Lepecki, A. (ed.) (2004) Of the Presence of the Body: Essays on Dance and Performance Theory. Connecticut: Wesleyan University Press.
Lingis, A. (2004) Foreign Bodies. London and New York: Routledge.
Massumi, B. (2002) Parables for the Virtual: Movement, affect, sensation. Durham and London: Duke University Press.
John Martin (1939) Introduction to the Dance. New York: Dance Horizons.
Sheets-Johnstone, M. (1979) The Phenomenology of Dance. London: Dance Books.
Stewart, N. (1998) 'Re-Languaging the Body: Phenomenological description and the dance body' in Performance Research. 3(2): 45-53.
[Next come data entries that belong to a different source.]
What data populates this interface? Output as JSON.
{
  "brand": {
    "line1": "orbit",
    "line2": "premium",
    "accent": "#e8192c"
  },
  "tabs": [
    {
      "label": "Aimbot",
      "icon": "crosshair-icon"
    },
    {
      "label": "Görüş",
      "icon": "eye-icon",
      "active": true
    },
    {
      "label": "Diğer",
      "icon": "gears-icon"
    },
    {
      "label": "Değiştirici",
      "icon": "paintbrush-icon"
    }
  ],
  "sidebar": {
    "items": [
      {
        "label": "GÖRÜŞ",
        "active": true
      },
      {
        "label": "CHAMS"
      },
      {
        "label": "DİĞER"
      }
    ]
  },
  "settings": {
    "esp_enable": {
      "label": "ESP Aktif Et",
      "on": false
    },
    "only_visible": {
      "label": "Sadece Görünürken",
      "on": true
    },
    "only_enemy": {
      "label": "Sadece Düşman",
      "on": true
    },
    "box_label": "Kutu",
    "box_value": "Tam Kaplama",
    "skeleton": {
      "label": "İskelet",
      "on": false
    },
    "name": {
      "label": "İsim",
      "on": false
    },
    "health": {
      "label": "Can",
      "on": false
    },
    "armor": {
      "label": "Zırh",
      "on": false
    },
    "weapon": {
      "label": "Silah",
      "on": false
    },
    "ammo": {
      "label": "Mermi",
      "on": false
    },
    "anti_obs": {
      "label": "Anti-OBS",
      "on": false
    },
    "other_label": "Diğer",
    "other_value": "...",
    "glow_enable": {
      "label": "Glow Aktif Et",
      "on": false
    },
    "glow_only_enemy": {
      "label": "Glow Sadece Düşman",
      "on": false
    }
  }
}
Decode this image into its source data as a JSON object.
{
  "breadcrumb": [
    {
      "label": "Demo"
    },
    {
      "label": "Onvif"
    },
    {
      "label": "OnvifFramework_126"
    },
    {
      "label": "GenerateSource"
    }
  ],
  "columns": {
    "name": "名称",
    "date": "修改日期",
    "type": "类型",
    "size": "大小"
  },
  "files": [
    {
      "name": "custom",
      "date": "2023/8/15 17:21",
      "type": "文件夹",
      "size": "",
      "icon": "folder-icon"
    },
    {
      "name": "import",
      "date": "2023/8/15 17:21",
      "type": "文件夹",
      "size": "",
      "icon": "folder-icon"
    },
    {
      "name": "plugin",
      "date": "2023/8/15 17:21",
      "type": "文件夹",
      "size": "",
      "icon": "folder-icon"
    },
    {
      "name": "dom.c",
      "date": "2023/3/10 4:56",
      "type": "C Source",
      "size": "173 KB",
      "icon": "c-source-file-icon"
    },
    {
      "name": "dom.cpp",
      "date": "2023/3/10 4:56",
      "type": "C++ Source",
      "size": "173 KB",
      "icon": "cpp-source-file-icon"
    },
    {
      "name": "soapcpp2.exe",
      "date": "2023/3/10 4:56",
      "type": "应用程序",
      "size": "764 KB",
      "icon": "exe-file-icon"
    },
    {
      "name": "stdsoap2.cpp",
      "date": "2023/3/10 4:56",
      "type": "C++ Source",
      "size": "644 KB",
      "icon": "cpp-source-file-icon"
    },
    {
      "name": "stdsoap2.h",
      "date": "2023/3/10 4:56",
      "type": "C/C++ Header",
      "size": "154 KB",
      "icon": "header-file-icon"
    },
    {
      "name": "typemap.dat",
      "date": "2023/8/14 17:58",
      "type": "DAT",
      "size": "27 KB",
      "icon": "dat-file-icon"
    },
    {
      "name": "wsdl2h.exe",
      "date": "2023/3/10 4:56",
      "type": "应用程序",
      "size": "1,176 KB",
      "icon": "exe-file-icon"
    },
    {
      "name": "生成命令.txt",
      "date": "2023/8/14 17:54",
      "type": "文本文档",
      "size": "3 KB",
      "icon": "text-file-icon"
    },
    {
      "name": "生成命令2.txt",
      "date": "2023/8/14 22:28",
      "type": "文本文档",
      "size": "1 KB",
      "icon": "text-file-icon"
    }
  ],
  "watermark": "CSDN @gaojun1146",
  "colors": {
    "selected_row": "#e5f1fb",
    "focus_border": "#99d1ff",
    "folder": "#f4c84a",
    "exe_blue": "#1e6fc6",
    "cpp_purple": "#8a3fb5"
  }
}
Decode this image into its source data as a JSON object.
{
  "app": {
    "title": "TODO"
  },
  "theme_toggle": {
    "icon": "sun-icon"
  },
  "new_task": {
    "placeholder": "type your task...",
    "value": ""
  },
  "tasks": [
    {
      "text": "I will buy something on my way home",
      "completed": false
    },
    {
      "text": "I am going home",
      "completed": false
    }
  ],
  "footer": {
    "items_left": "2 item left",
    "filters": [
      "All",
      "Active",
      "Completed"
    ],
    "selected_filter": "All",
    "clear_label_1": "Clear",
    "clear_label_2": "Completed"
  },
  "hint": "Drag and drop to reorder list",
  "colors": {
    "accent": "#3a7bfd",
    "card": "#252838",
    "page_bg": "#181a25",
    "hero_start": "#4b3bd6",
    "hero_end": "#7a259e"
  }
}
Sweeney, R. 'Tracking Entities: Choreography as a cartographic process' in Choreographic Practices 2: 69-87.
Sweeney, R. (2012) 'Distilling Principles - An investigation into the role of consciousness in Butoh training' in Theatre Dance and Performance Training 3 (1): 68-80.
Weinstone, A. (2004) Avatar Bodies: A tantra for posthumanism. Minneapolis: University of Minnesota Press.
Williams, D. (1996) 'Working (in) the Inbetween: Contact improvisation as an ethical practice' in Writings on Dance, 15.
Rachel Sweeney is an interdisciplinary dance artist and Butoh performer. Her work is often focused in site, where she is interested in definitions of multiplicity and synaesthesia within immersive performance environs. She is a Senior Lecturer in Dance at Liverpool Hope University, and has lectured widely in Performance Studies in the UK and Ireland as well as Australia. Rachel is co-Artistic Director of Orr and Sweeney whose dance ecology work is based in site and has published on somatics and contemporary cross cultural training practice.